> 1. First they walk you through all the recovery options on the HDD itself,
> 2. Then they create a bootable DVD for you if you have another system,
> 3. Then they walk you through those same options using the bootable DVD
> The recovery at #1 and #3 failed so I have an appointment at a Microsoft
> Store in the middle of Silicon Valley, since I have to be at the convention
> center the rest of the week anyway.
>> For recovering data off a trashed HDD: Does Windows recognise it, ie,
>> assign a drive letter?
> Nope. I tried two things that would work with most bricked systems.
> A. It won't boot except to the blue Windows recovery consoles, and,
> B. It isn't recognized except as an unknown USB drive when plugged into an
> SATA adapter I bought at the local Silicon Valley Fryes for this purpose.
>> The even if Win can't read the data, you should
>> be able to get it.
> Yup. You're correct. If some kind of recovery tool could "mount" the drive,
> I'd be home free. I haven't tried a Linux rescue CD because my Linux laptop
> fan died and I haven't replaced the fan yet.
>> I recommend Recuva, which I've used with great success.
> Thanks for that suggestion, where I googled for the canonical Recuva
> location, which seems to be the Ccleaner site:
>> There are other data recovery programs, other people will no
>> doubt give their recommendations.
> I will follow your advice, and that of Paul, by backing up what I can, but
> one issue with a dd command is that the new disk is 1TB while the old disk
> is 1TB so it's not going to work unless I buy a third HDD of at least 1TB.
>> There are also Linux-based tools, which can be run off a live CD, but as
>> with Windows, Linux has to be able to recognise it (mount it).
> Thanks for that suggestion. Googling, I found Knoppix live DVD software
> which has a bit torrent mechanism for faster downloading:
> KNOPPIX_V8.1-2017-09-05-EN
> Since this is a brand new Win10 Pro installation, I had to dig up a bit
> torrent client to use since the one recommended and linked to on the
> Knoppix site above is a dead link:
> So I downloaded and installed uTorrent, which I've used in the past for
> Linux ISO downloads to use within Windows inside VirtualBox.
>> If your system can't recognise the drive, you'll have to take it to a
>> tech shop that specialises in data recovery.
> Since I'll be in San Jose, Sunnyvale, Cupertino, Mountainview, and Santa
> Clara all this week, I already have an appointment at the Microsoft Store
> at Westfield Valley Fair, 2855 Stevenscreek Blvd, Suite 1135, 2nd floor,
> +1-408-454-5940
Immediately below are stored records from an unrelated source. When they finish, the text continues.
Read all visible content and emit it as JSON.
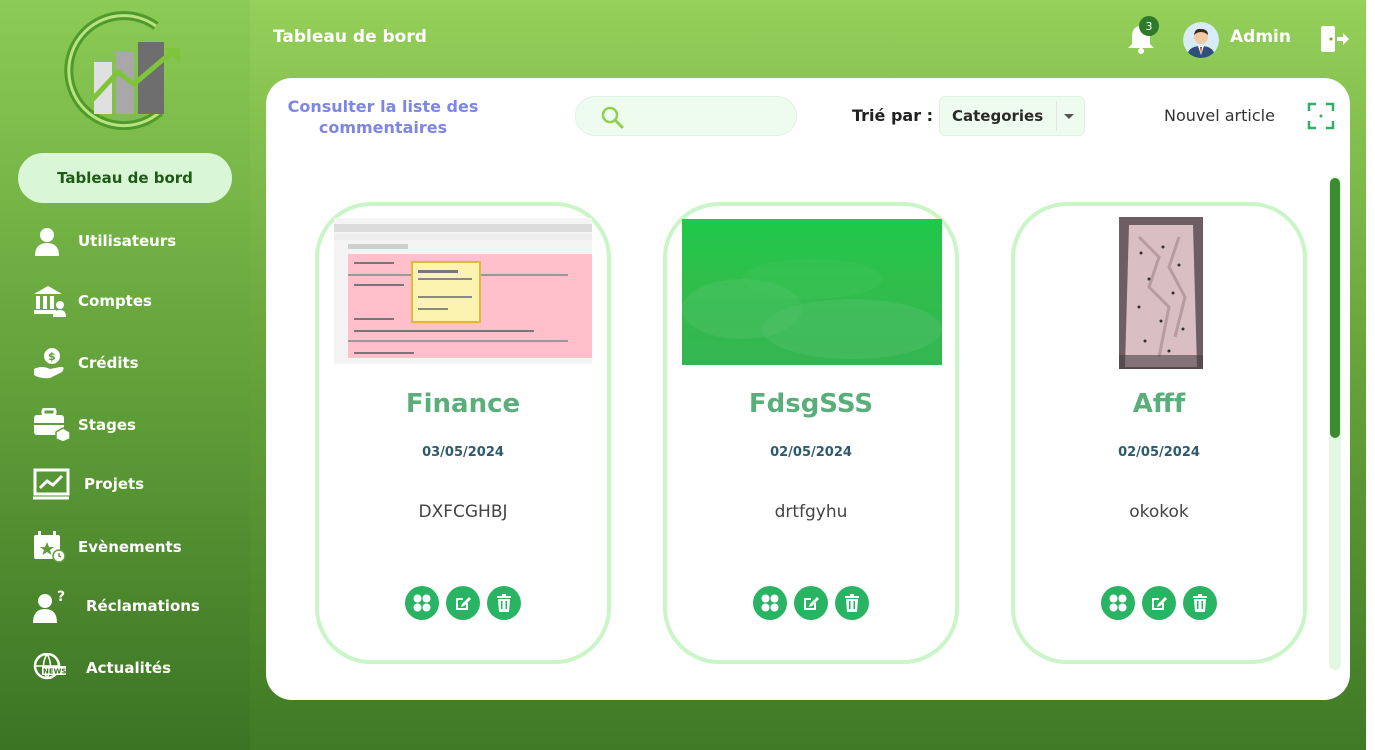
{
  "header": {
    "title": "Tableau de bord",
    "notification_count": "3",
    "user_name": "Admin"
  },
  "sidebar": {
    "active_label": "Tableau de bord",
    "items": [
      {
        "label": "Utilisateurs",
        "icon": "user-icon"
      },
      {
        "label": "Comptes",
        "icon": "bank-icon"
      },
      {
        "label": "Crédits",
        "icon": "money-hand-icon"
      },
      {
        "label": "Stages",
        "icon": "briefcase-icon"
      },
      {
        "label": "Projets",
        "icon": "chart-board-icon"
      },
      {
        "label": "Evènements",
        "icon": "calendar-star-icon"
      },
      {
        "label": "Réclamations",
        "icon": "user-question-icon"
      },
      {
        "label": "Actualités",
        "icon": "news-globe-icon"
      }
    ]
  },
  "toolbar": {
    "comments_link": "Consulter la liste des commentaires",
    "search_placeholder": "",
    "sort_label": "Trié par :",
    "sort_value": "Categories",
    "new_article": "Nouvel article"
  },
  "articles": [
    {
      "title": "Finance",
      "date": "03/05/2024",
      "description": "DXFCGHBJ",
      "image": "screenshot-thumbnail"
    },
    {
      "title": "FdsgSSS",
      "date": "02/05/2024",
      "description": "drtfgyhu",
      "image": "green-texture"
    },
    {
      "title": "Afff",
      "date": "02/05/2024",
      "description": "okokok",
      "image": "pajama-photo"
    }
  ],
  "colors": {
    "accent_green": "#28b463",
    "card_border": "#c9f5c7",
    "link_purple": "#7d86e0",
    "title_green": "#5aae7a"
  }
}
You can do a startup repair and then a complete 10 repair install with a 
free w10 dvd (you d/l the iso for).

w10 disk image

If you can't boot from the hdd, boot from the dvd and run the startup 
repair. If that is successful and you can boot from the hdd you can 
reinstall all of the w10 system files while retaining your programs, 
settings, and data, if needed.

w10 repair install procedure